Hartman said if winds align with drainages, an unstable air mass over the fire could result in a fire plume.
In the past few days heavy smoke was “sheared” by brisk winds, she said, which did not allow for the formation of a plume.
On Sunday the fire grew to 6,300 acres, up about 400 acres from Saturday.
Some 800 firefighters are fighting the fire which has spread to 2 miles south of Salida.
Hartman said work continues on all areas of the fire.
Dozer and hand lines have been created on the fire’s north end on Methodist Mountain.
Because of the relatively mild winds Sunday, Hartman said crews were able to work directly on fire lines building towards containment.
She said though the percentage of containment has not increased, remaining at 5 percent, crews are “working towards containment” with progress made Sunday.
Hartman said the glow from the fire was obvious again Sunday night because of the “thermal belt” hanging over the fire.
A thermal belt, she said, is warm air that gets trapped in areas over the fire.
Normally, a fire lays down with somewhat higher humidity at night with reduced fire activity resulting.
But with a thermal belt layer over the fire, it remains active.
The thermal belt, combined with low humidity carrying over from earlier Sunday, resulted in the fire being active through the night into early Monday morning.

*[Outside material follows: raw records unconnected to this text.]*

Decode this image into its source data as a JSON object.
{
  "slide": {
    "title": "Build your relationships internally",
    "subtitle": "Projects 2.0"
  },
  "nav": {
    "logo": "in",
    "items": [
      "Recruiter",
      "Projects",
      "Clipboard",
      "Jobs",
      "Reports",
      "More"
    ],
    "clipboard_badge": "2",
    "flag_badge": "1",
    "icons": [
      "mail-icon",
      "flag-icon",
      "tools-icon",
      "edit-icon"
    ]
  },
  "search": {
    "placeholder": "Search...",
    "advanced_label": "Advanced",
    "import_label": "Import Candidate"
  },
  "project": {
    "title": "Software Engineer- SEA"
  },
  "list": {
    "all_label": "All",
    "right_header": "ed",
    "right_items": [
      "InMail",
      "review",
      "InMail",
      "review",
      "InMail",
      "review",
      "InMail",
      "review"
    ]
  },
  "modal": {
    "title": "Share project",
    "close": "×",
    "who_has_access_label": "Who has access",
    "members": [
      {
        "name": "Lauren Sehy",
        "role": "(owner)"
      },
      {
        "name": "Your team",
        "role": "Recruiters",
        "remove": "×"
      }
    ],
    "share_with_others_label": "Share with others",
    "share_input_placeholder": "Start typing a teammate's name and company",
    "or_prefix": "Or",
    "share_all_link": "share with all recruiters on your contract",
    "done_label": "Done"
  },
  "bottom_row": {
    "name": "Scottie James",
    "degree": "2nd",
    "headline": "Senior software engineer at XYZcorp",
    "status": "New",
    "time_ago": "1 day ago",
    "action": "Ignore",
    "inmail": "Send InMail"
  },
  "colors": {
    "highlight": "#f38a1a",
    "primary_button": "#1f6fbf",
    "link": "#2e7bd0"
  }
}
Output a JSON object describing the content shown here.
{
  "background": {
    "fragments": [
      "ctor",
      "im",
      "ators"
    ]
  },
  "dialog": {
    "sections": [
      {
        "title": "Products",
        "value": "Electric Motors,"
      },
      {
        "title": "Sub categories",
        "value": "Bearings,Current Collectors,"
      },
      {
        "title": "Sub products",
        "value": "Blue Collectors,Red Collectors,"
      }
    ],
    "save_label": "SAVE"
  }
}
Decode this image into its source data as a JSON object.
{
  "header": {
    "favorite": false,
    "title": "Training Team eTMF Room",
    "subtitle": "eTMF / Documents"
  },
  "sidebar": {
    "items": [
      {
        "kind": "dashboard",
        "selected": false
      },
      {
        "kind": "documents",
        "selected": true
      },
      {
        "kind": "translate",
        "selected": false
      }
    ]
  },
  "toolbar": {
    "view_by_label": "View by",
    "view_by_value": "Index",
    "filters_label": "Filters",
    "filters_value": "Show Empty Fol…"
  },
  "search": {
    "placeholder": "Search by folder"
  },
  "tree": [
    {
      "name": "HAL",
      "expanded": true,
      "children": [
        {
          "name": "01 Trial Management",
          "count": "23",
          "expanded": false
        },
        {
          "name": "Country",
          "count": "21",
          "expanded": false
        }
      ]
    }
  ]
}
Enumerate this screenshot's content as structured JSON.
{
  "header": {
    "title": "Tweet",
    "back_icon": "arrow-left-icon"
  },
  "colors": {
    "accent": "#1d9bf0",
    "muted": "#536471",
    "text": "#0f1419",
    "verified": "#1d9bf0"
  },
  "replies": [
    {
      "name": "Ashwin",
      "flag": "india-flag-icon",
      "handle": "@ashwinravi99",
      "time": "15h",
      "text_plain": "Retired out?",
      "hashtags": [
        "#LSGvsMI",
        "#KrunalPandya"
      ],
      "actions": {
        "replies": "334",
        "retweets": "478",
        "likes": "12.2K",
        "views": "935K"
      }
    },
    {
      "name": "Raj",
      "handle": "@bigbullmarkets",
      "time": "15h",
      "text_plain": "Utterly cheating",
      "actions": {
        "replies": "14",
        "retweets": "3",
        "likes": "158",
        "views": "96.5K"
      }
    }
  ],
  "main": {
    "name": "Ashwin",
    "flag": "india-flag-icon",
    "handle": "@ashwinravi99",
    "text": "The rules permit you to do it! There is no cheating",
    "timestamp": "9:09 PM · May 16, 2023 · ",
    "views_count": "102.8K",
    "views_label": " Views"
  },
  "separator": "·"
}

Hartman said the unstable air mass over the fire today could provide “a lot of lift into the air.”
A smoke plume could be the result.
“Today, that smoke, and heat will be able to keep lifting,” Hartman said, “and there won’t be strong winds to shear it off.”
As a result she said “there is more potential for that plume to dominate the fire.”
Hartman said with the mild weather Sunday crews were able to work right along edges of the fire with hot shot crews, dozer and “brushing” improving fine lines.
“If we see containment go up it would be along that northrn boundary of the fire,” Hartman said.
She said that on Monday, increasing firefighting resources would be spread out over every division of the fire.
Work on contingency lines on the west side of the fire in Saguache County in the San Luis Valley continues.
The fire in the Sangre de Cristo Wilderness, she said, is in really rugged terrain.
“If the fire comes out of the wilderness,” she said, “there would be a higher potential for success because the indirect lines would help slow the spread of the fire” where fire crews could engage the fire directly.
Hand crews are working at creating lines on the Rainbow Trail.
She said in the Howard area, work was being done today to protect homes with crews laying out water tanks, pumps, fire hoses and sprinklers to protect homes should the fire spread to the east.
The Decker Fire started with a Sept. 8 lighting strike in the Decker Creek drainage of the Sangre de Cristo mountains roughly 5 miles southeast of Poncha Pass in the Sangre de Cristo Wilderness Area of the Rio Grande National Forest.
It subsequently spread into the San Isabel National Forest.